[Records excerpted from a collection]
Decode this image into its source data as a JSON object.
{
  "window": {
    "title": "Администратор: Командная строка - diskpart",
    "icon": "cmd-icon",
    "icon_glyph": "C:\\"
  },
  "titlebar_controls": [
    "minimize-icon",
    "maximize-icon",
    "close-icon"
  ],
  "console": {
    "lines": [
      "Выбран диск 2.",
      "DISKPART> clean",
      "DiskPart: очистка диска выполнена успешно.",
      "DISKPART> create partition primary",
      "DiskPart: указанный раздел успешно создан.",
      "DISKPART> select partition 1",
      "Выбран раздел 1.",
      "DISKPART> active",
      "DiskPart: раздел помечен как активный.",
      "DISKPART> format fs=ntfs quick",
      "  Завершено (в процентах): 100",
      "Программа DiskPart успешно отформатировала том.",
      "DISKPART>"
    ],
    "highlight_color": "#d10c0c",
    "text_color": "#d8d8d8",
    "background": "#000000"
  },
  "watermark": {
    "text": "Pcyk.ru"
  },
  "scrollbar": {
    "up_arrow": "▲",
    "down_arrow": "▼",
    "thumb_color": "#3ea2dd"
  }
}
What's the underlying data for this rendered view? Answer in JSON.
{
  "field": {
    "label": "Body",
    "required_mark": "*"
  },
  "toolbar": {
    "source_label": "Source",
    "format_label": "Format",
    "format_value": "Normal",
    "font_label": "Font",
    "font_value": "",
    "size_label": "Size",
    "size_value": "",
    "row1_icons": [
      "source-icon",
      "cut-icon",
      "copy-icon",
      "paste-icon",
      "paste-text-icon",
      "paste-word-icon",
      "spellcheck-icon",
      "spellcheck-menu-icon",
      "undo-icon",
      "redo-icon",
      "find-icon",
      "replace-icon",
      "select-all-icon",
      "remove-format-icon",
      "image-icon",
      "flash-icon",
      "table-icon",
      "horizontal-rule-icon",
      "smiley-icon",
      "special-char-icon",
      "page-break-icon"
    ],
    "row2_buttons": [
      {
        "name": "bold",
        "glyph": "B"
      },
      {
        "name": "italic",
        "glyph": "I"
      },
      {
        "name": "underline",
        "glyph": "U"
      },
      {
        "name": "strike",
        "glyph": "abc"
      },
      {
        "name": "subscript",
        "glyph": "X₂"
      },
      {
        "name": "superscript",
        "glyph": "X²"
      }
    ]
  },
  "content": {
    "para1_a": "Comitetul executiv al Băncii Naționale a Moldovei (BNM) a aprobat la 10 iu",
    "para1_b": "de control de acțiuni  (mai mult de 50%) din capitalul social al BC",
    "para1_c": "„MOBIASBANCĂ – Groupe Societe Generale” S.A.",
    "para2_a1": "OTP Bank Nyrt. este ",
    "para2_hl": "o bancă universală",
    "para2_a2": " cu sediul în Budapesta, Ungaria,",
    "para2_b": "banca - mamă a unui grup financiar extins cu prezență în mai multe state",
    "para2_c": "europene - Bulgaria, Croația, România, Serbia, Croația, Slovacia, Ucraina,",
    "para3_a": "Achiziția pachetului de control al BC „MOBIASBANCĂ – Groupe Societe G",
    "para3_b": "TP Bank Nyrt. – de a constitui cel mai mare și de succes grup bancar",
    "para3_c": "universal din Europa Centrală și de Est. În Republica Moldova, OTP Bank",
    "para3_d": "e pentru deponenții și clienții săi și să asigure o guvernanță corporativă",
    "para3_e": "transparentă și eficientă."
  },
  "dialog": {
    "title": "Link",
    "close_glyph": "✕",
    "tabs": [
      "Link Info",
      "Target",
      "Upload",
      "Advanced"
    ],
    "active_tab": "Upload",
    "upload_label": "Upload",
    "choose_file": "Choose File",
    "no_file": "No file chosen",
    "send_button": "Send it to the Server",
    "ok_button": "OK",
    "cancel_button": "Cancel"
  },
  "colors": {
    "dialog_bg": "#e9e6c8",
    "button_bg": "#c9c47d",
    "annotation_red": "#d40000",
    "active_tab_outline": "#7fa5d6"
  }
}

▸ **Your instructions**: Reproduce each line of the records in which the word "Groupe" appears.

▸ **Your solution**:
    "para1_c": "„MOBIASBANCĂ – Groupe Societe Generale” S.A.",
    "para3_a": "Achiziția pachetului de control al BC „MOBIASBANCĂ – Groupe Societe G",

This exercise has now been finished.